Cucumber step definitions with optional arguments

When I am writing cucumber step definitions that pass arguments, not all of those arguments are needed. And I don't want to write a separate step with or without those arguments. The best way to do this is with a non-capturing regex.

Take the following example (in Ruby):

Given /I am logged in as (.+)/ do |user|
  ...
end

What if I don't want to define a user in every scenario? A default user would be great when none are passed. Since the verbiage works without this portion: as (.+), I'm going to do non-capturing regex around it, which looks like the following:

Given /I am logged in(?: as (.+))?/ do |user|
  ...
end

There are 2 capture groups. The first captures the entire string and the second captures the argument I'm trying to pass. I add ?: which defines the first group as non-capturing. The second group remains the same. How I make it optional is by adding a ? (question mark) to the end of the first group.

Now I can hit two birds with one stone like so:

Given I am logged in
Given I am logged in as some_user

Both will match a single step definition. Don't repeat yourself.

May 15, 2015  ·  Permalink

Should you get the new Macbook (2015)?

Answering such a question means understanding why this Macbook exists. The new Macbook, simply put, is filling the gap between the best iPad and slowest Macbook Pro.

UPDATE: I completely glossed over the 11-inch Macbook Air for $899. Which is an even better value if you're upgrading from an iPad. It's faster, supports more storage and is less than half a pound heavier. While it lacks a Retina display, I don't see any reason to get the new Macbook over the similar sized 11-inch Macbook Air.

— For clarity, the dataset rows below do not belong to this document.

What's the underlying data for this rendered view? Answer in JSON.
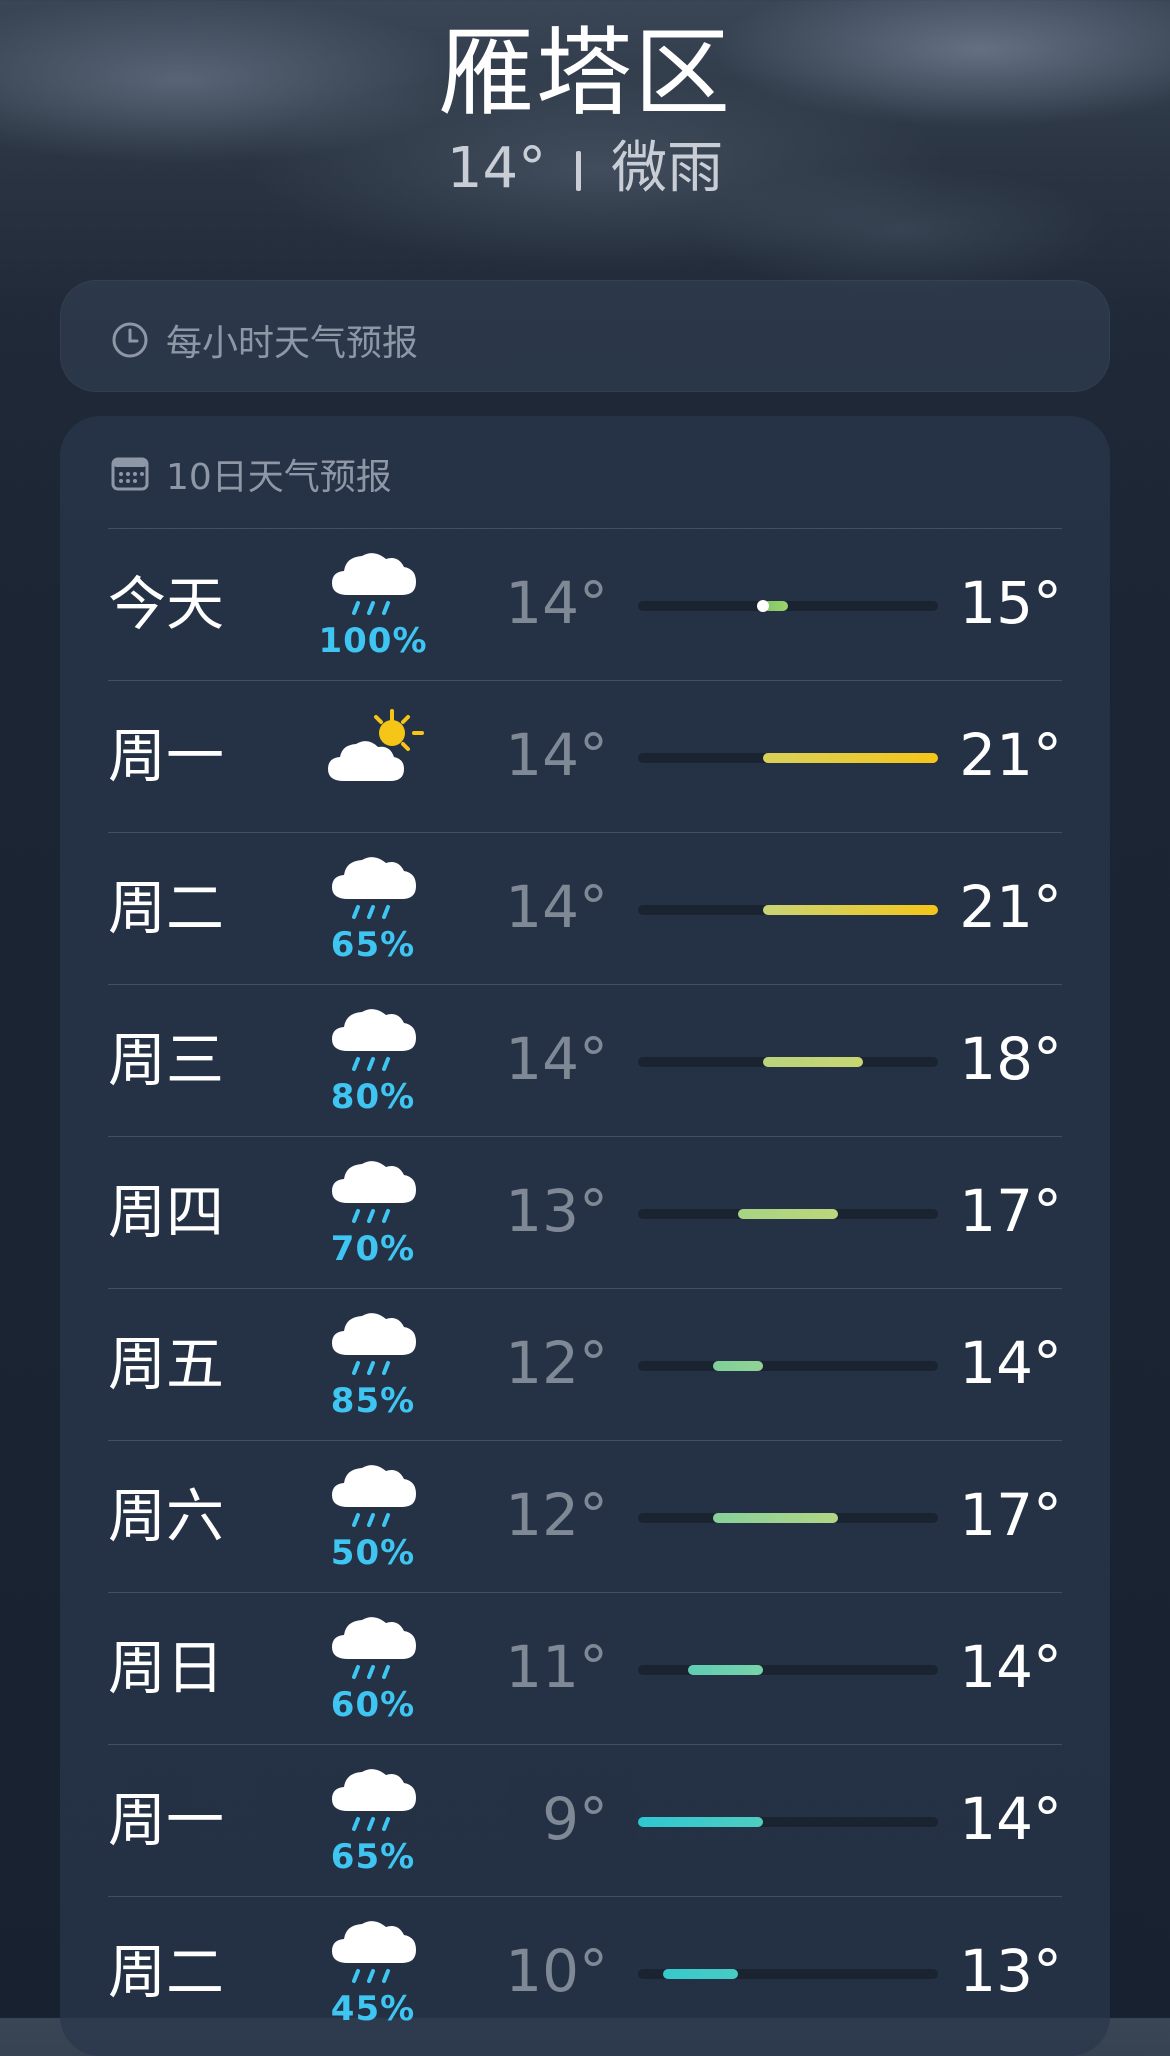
{
  "header": {
    "city": "雁塔区",
    "temperature": "14°",
    "condition": "微雨"
  },
  "hourly": {
    "label": "每小时天气预报",
    "icon": "clock-icon"
  },
  "ten_day": {
    "label": "10日天气预报",
    "icon": "calendar-icon",
    "range_min": 9,
    "range_max": 21,
    "current_temp": 14,
    "days": [
      {
        "day": "今天",
        "icon": "rain-cloud-icon",
        "precip": "100%",
        "low": "14°",
        "high": "15°",
        "low_value": 14,
        "high_value": 15,
        "color_start": "#7fc46a",
        "color_end": "#9ed36a",
        "show_current": true
      },
      {
        "day": "周一",
        "icon": "partly-sunny-icon",
        "precip": "",
        "low": "14°",
        "high": "21°",
        "low_value": 14,
        "high_value": 21,
        "color_start": "#d9d15a",
        "color_end": "#f5c518",
        "show_current": false
      },
      {
        "day": "周二",
        "icon": "rain-cloud-icon",
        "precip": "65%",
        "low": "14°",
        "high": "21°",
        "low_value": 14,
        "high_value": 21,
        "color_start": "#c9d476",
        "color_end": "#f5c518",
        "show_current": false
      },
      {
        "day": "周三",
        "icon": "rain-cloud-icon",
        "precip": "80%",
        "low": "14°",
        "high": "18°",
        "low_value": 14,
        "high_value": 18,
        "color_start": "#b9d47c",
        "color_end": "#c8d572",
        "show_current": false
      },
      {
        "day": "周四",
        "icon": "rain-cloud-icon",
        "precip": "70%",
        "low": "13°",
        "high": "17°",
        "low_value": 13,
        "high_value": 17,
        "color_start": "#a8d384",
        "color_end": "#bcd77c",
        "show_current": false
      },
      {
        "day": "周五",
        "icon": "rain-cloud-icon",
        "precip": "85%",
        "low": "12°",
        "high": "14°",
        "low_value": 12,
        "high_value": 14,
        "color_start": "#7fcf9a",
        "color_end": "#92d394",
        "show_current": false
      },
      {
        "day": "周六",
        "icon": "rain-cloud-icon",
        "precip": "50%",
        "low": "12°",
        "high": "17°",
        "low_value": 12,
        "high_value": 17,
        "color_start": "#86d19a",
        "color_end": "#b2d684",
        "show_current": false
      },
      {
        "day": "周日",
        "icon": "rain-cloud-icon",
        "precip": "60%",
        "low": "11°",
        "high": "14°",
        "low_value": 11,
        "high_value": 14,
        "color_start": "#5fcdb4",
        "color_end": "#78d2a8",
        "show_current": false
      },
      {
        "day": "周一",
        "icon": "rain-cloud-icon",
        "precip": "65%",
        "low": "9°",
        "high": "14°",
        "low_value": 9,
        "high_value": 14,
        "color_start": "#2ec8d2",
        "color_end": "#4fcdc0",
        "show_current": false
      },
      {
        "day": "周二",
        "icon": "rain-cloud-icon",
        "precip": "45%",
        "low": "10°",
        "high": "13°",
        "low_value": 10,
        "high_value": 13,
        "color_start": "#36c9cc",
        "color_end": "#48cbc4",
        "show_current": false
      }
    ]
  }
}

It's all about upgrade path

It's rocking an Intel Core M processor so you're not getting a huge leg up over anything younger than 2 years. Andrew Cunningham of Arstechnica had this to say:

If you’ve got a 2013 or 2015 MacBook Air, it will be a step down. If you have a 2012 MacBook Air, it’s a step sideways at best.

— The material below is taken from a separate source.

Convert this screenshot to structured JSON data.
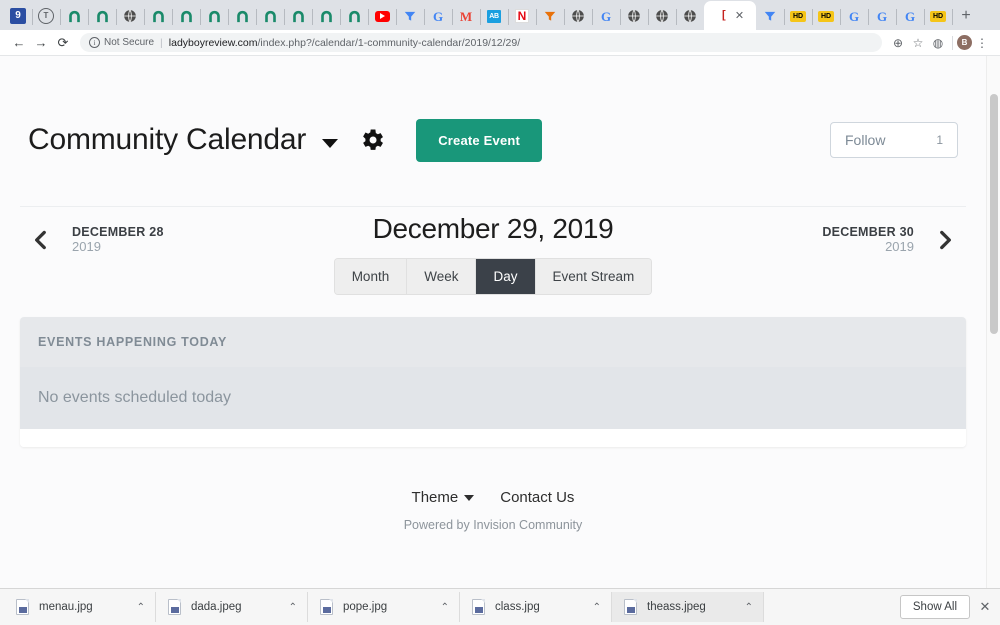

An upgrade from an iPad makes the most sense. Especially if you've been using one for a few years. If you wanted something as cheap as the best iPad but not as expensive as the latest Macbook Air or Pro, the new Macbook is the way to go. Buying it for any other reason will leave you mostly disappointed.

Should you get one?

No. The 2015 Macbook is the slowest Macbook in the line up by a large margin despite it's Haswell heart. While it does bring you the lightest most portable Macbook with a retina display, you're still better off with a Macbook Air or the entry-level 13-inch Macbook Pro.

March 13, 2015  ·  Permalink

File Uploads with Rails 4, Carrierwave and Google Cloud Storage

You're developing a rails app and you want to upload files. You, of course, are fancy and want to use Google Cloud Storage instead of Amazon's Simple Storage service (AWS) and Carrierwave instead of Paperclip.

Instead of boring with you with prose, I'm just going to send you over to the Stack Overflow answer that gives you the TL;DR on how to accomplish multi-file uploads with Rails 4, Carrierwave and Google Cloud Storage! The answer also includes a link to the rails app demo source code on Github.

More at Stack Overflow

December 14, 2014  ·  Source  ·  Permalink

The web reacts to Facebook's Slingshot app

This following was originally sourced by Bits Blog at New York Times. People are concerned that Slingshot is basically a Snapchat clone, a fair assertion. But I love the analogy used to describe technology clones in general.

"Did you know there are over 150 varieties of Finches? Each slightly different, maybe color difference or a larger beak or bigger wingspan. They came about by iterating on the Finches that came before,” the user wrote. “In fact, that’s how most advancements come about in nature, poetry, art, and yes, even technology. We take what came before and iterate on it."

Not all clones, despite the terminology, are created equal. Personally I prefer innovation by iteration and when a clone does something similar but better, I tend to commend developers. There are no original ideas, there are only better ideas.

June 18, 2014  ·  Source  ·  Permalink

H1Z1 is shaping up to be the zombie survival game we all want

Personally I've never liked DayZ. It is nothing more than a poorly optimized mod. H1Z1 looks to change the landscape and give us a proper zombie survival experience.

Starting in the game's 64-square-kilometer world, you have little more than a fire ax and basic gear, and you must contend with the zombies that stalk the landscape in addition to your health, hunger, stamina and thirst.

The features you'd expect as first class citizens. I'm quite thrilled about this title as I've also enjoyed Planetside 2.

June 15, 2014  ·  Source  ·  Permalink